Welcome to episode 20 of the Technology in Human Services Podcast. Be data driven. Make your decisions based on data. We’ve all heard the platitudes. And data is something that the immigrant and refugee-serving sector has huge amounts of, and does very little with. In 2017, the Toronto East Quadrant Local Immigration Partnership started looking into changing that.
So, the short answer is I don’t know. But what I do know is that we can learn from others. So, here are some examples of digital professional development and education in other sectors that we might as well study, learn & borrow from, and build on.
This is a recording and notes from presentations at an immigrant and refugee-serving sector-only virtual event on June 16, 2020. I was honored to moderate the panel. The panelists focused on technological adaptations made to settlement service delivery due to COVID-19, share promising practices and challenges, as well as other outcomes from the sector discussion.
Given income inequality and poverty trends among newcomers, especially those from racialized groups, along with trends towards increased digital service provision across sectors, it should be a concern to us that, while newcomer clients can be among the most digitally literate and connected, they can be among the most vulnerable and still remain digitally, socially, and economically isolated.
In this episode, I’m so excited to welcome Lawrence Murphy back to the podcast. Lawrence is a pioneer in cyber counselling in Canada.
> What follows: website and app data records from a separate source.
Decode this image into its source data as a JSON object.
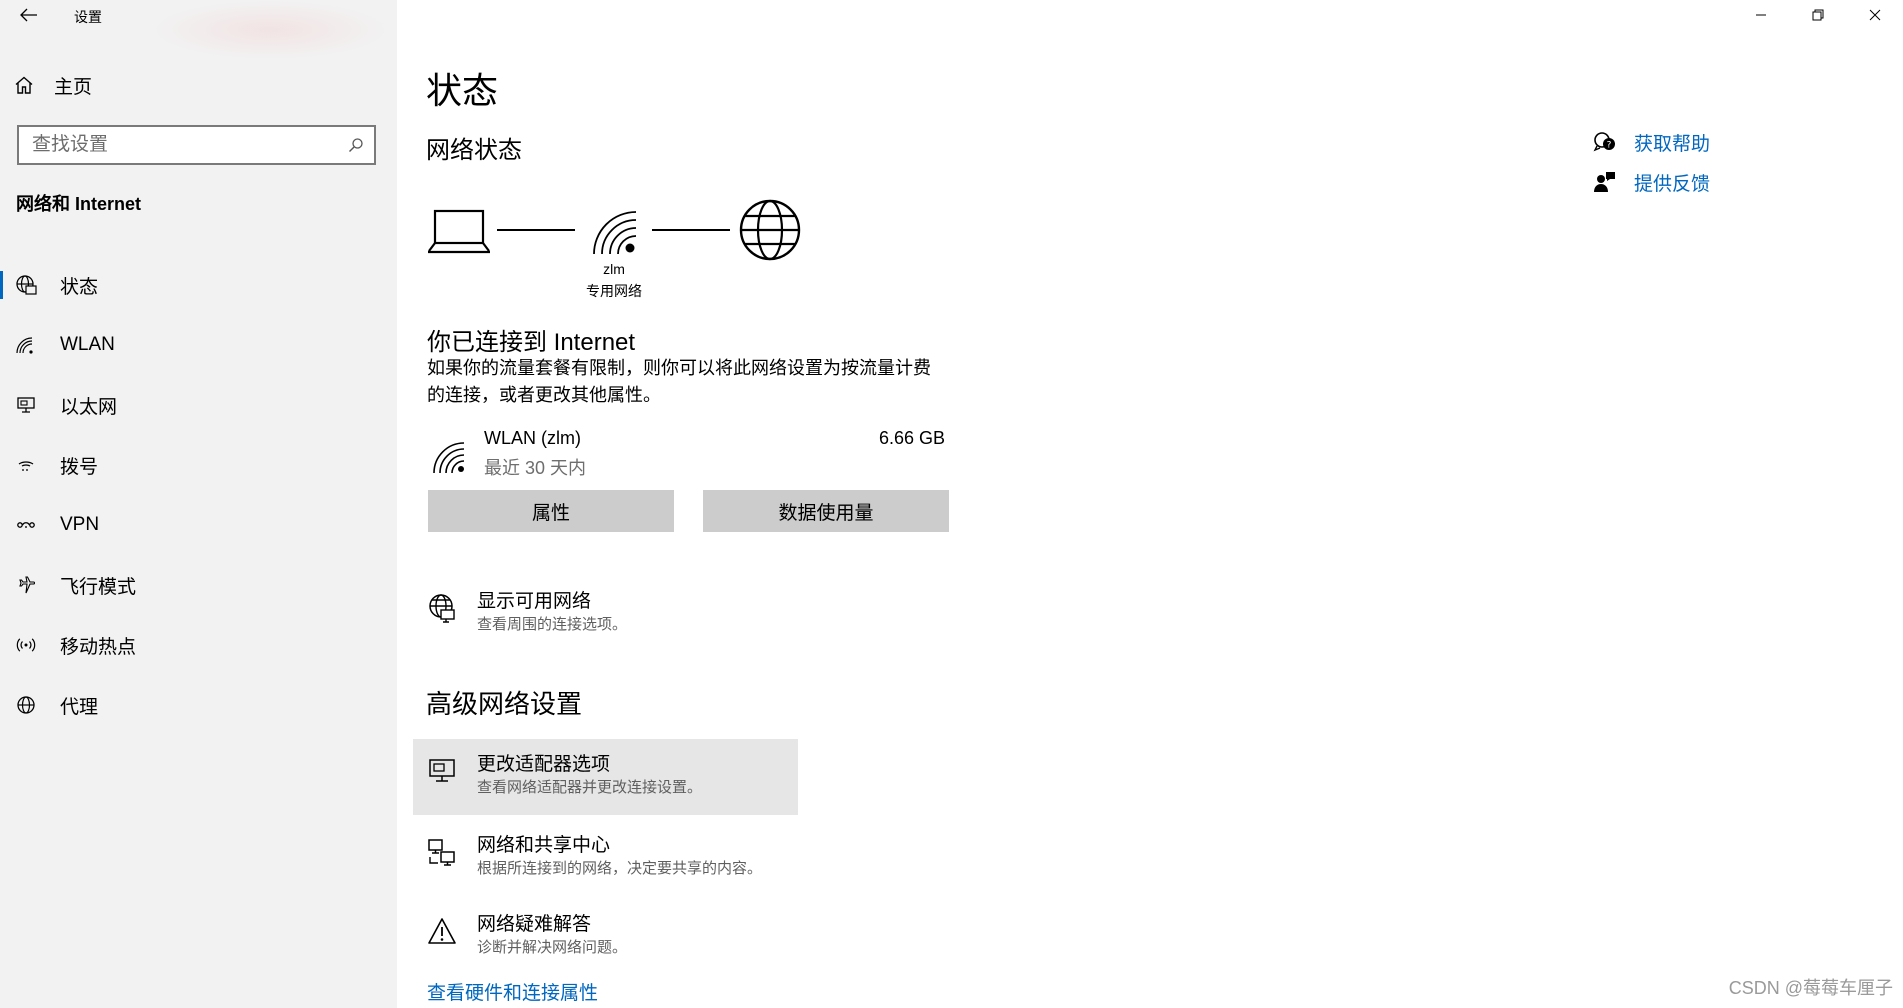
{
  "window": {
    "title": "设置"
  },
  "sidebar": {
    "home_label": "主页",
    "search_placeholder": "查找设置",
    "section_title": "网络和 Internet",
    "items": [
      {
        "label": "状态",
        "icon": "globe-status-icon",
        "active": true
      },
      {
        "label": "WLAN",
        "icon": "wifi-icon"
      },
      {
        "label": "以太网",
        "icon": "ethernet-icon"
      },
      {
        "label": "拨号",
        "icon": "dialup-icon"
      },
      {
        "label": "VPN",
        "icon": "vpn-icon"
      },
      {
        "label": "飞行模式",
        "icon": "airplane-icon"
      },
      {
        "label": "移动热点",
        "icon": "hotspot-icon"
      },
      {
        "label": "代理",
        "icon": "proxy-globe-icon"
      }
    ]
  },
  "main": {
    "page_title": "状态",
    "network_status_heading": "网络状态",
    "diagram": {
      "network_name": "zlm",
      "network_type": "专用网络"
    },
    "connected_heading": "你已连接到 Internet",
    "connected_description": "如果你的流量套餐有限制，则你可以将此网络设置为按流量计费的连接，或者更改其他属性。",
    "connection": {
      "name": "WLAN (zlm)",
      "period": "最近 30 天内",
      "usage": "6.66 GB"
    },
    "buttons": {
      "properties": "属性",
      "data_usage": "数据使用量"
    },
    "show_available": {
      "title": "显示可用网络",
      "subtitle": "查看周围的连接选项。"
    },
    "advanced_heading": "高级网络设置",
    "advanced_items": [
      {
        "title": "更改适配器选项",
        "subtitle": "查看网络适配器并更改连接设置。"
      },
      {
        "title": "网络和共享中心",
        "subtitle": "根据所连接到的网络，决定要共享的内容。"
      },
      {
        "title": "网络疑难解答",
        "subtitle": "诊断并解决网络问题。"
      }
    ],
    "hardware_link": "查看硬件和连接属性"
  },
  "help": {
    "get_help": "获取帮助",
    "feedback": "提供反馈"
  },
  "watermark": "CSDN @莓莓车厘子",
  "colors": {
    "accent": "#0067c0",
    "sidebar_bg": "#f2f2f2",
    "button_bg": "#cccccc",
    "hover_bg": "#e6e6e6"
  }
}
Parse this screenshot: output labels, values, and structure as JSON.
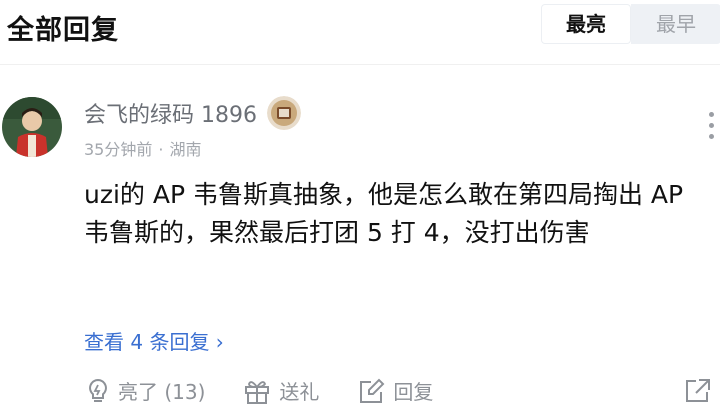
{
  "header": {
    "title": "全部回复",
    "sort_options": [
      {
        "label": "最亮",
        "active": true
      },
      {
        "label": "最早",
        "active": false
      }
    ]
  },
  "comment": {
    "username": "会飞的绿码 1896",
    "time": "35分钟前",
    "location": "湖南",
    "text": "uzi的 AP 韦鲁斯真抽象，他是怎么敢在第四局掏出 AP 韦鲁斯的，果然最后打团 5 打 4，没打出伤害",
    "replies_link": "查看 4 条回复 ›",
    "actions": {
      "like": "亮了 (13)",
      "gift": "送礼",
      "reply": "回复"
    }
  },
  "colors": {
    "link": "#3a6fd1",
    "muted": "#8d9197"
  },
  "icons": [
    "more-vertical-icon",
    "lightbulb-icon",
    "gift-icon",
    "edit-icon",
    "share-icon"
  ]
}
It’s never been more important to share how we’re doing. Share successes, new models of service delivery, but also the struggle. I’ve been enjoying seeing how immigrant and refugee-serving agencies have been successfully pivoting to online services. I’ve been enjoying even more how some are sharing their experiences. There is so much to learn from each other.
In this interview, I surface conversations I’ve been having with Chris Friesen of ISSofBC. We talk at what settlement work looks like now, during a pandemic. What are the opportunities the sector needs to seize? What does the funder need to understand? What do we need to understand about the digital divide and digital literacy of the newcomers and communities we serve? And more.
Many thanks to Maytree for asking me to participate in their “Five Good Ideas: Home Office Series.” I presented five good ideas for remote client service work.
Two reports came out within the past week which I have had the pleasure of being part of. They’re both about the now and future of the immigrant and refugee-serving sector. I hope you find some time to read them.
“You’re not ‘working from home’; you’re trying to get some work done while confined to your home during a crisis.”